Dard Hunter's Paper Mill, New York State

Dard Hunter's Paper Mill, New York State



Dard Hunter’s Paper Mill, Gomez House, New York State

Inscribed with title on a label on the reverse Coloured chalks and pencil on brown paper, unframed, in mount only

17.5 by 15.5 cm., 7 by 6 in. (mount size 34 by 31 cm., 13 ½ by 12 ¼ in.)

Alexander Ballard, and thence by descent.

Born at Ringwood, Hampshire, of Quaker parents, his father being a milling engineer, Armfield studied at the Birmingham School of Art under Arthur Gaskin and Joseph Southall who taught him the tempera technique he was to practice for the rest of his life. In September 1902, after visiting Italy at the suggestion of Gaskin, he went to Paris, enrolling at the Academie de la Grande Chaumiere and sharing a studio with three other students – Norman Wilkinson (also from Birmingham), Keith Henderson and the sculptor Gaston Lachaise.

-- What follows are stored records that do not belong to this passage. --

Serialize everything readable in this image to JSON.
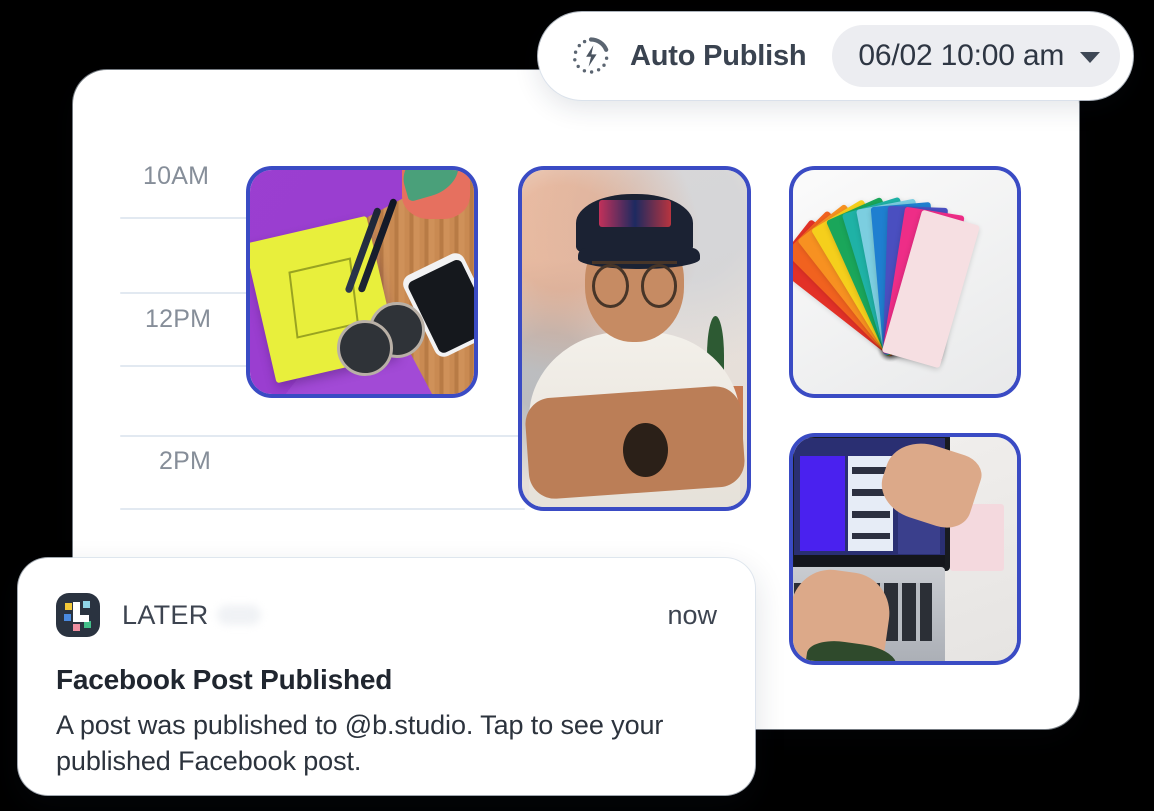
{
  "auto_publish": {
    "icon": "auto-publish-bolt-icon",
    "label": "Auto Publish",
    "date": "06/02",
    "time": "10:00 am",
    "date_time_combined": "06/02  10:00 am",
    "caret_icon": "chevron-down-icon"
  },
  "scheduler": {
    "time_labels": [
      "10AM",
      "12PM",
      "2PM"
    ],
    "gridline_count": 5,
    "posts": [
      {
        "slot": "10am-column-1",
        "alt": "Flat lay of a yellow notebook, pens, sunglasses and phone on a purple cloth over a wood desk",
        "border_color": "#3a4bc4"
      },
      {
        "slot": "10am-column-2",
        "alt": "Portrait of a smiling man wearing a black cap and glasses with arms crossed",
        "border_color": "#3a4bc4"
      },
      {
        "slot": "10am-column-3",
        "alt": "Fanned stack of rainbow coloured paper swatch cards on a white surface",
        "border_color": "#3a4bc4"
      },
      {
        "slot": "2pm-column-3",
        "alt": "Hands typing on a laptop running design software while another hand points at the screen",
        "border_color": "#3a4bc4"
      }
    ]
  },
  "notification": {
    "app_icon": "later-app-icon",
    "brand": "LATER",
    "timestamp": "now",
    "title": "Facebook Post Published",
    "body": "A post was published to @b.studio. Tap to see your published Facebook post."
  },
  "colors": {
    "card_background": "#ffffff",
    "page_background": "#000000",
    "thumbnail_border": "#3a4bc4",
    "gridline": "#e2e9f1",
    "time_label": "#868e99",
    "chip_background": "#ecedf1",
    "text_primary": "#20262f",
    "text_secondary": "#3d4450"
  },
  "swatch_fan": [
    {
      "color": "#e23127",
      "angle": -52
    },
    {
      "color": "#f1621f",
      "angle": -45
    },
    {
      "color": "#f79121",
      "angle": -38
    },
    {
      "color": "#f5cf1c",
      "angle": -31
    },
    {
      "color": "#1aa65a",
      "angle": -24
    },
    {
      "color": "#1fb2a6",
      "angle": -17
    },
    {
      "color": "#7ccee0",
      "angle": -11
    },
    {
      "color": "#1f7fd0",
      "angle": -5
    },
    {
      "color": "#4a4fc0",
      "angle": 2
    },
    {
      "color": "#ee2d87",
      "angle": 9
    },
    {
      "color": "#f6dfe2",
      "angle": 16
    }
  ]
}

Returning to London the following year, he embarked on the series of one-man exhibitions that were henceforth to mark his career, showing first at Robert Ross’s Carfax Gallery (1908, 1912) and subsequently at the Leicester Galleries and elsewhere, as well as contributing regularly to the RA, NEAC and RWS. In 1909 he married the writing Constance Smedley, with whom he was to work closely until her death in 1941. In 1915 they left for an intensely active and successful seven-year spell in America.

Armfield was not only a painter but a prolific illustrator and versatile decorative artist, while being deeply involved in theatre, music, teaching and journalism and writing some twenty books, including poetry, accounts of his foreign travels and such textbooks as the much-acclaimed Manual of Tempera Painting (1930). He was also a tireless researcher in occult religions and passionately interested in the formal and philosophical basis of art.

He is represented in the collection of the British Museum and many provincial and overseas galleries.

William Joseph “Dard” Hunter (1883-1966) was an American authority on printing, paper and papermaking. Born in Ohio, he spent some time studying and working in Europe before returning to the United States in 1912 and buying Gomez Mill House, near Marlboro, New York. Here he built a small papermill with a wooden water wheel and experimented in the production of handmade paper. In 1939 he opened the Dard Hunter Paper Museum at the Massachusetts Institute of Technology. He wrote, printed and bound Old Papermaking and Papermaking by Hand in America (1950). He was also a great champion of other types of arts and crafts, experimenting with pottery, jewellery, stained glass and furniture.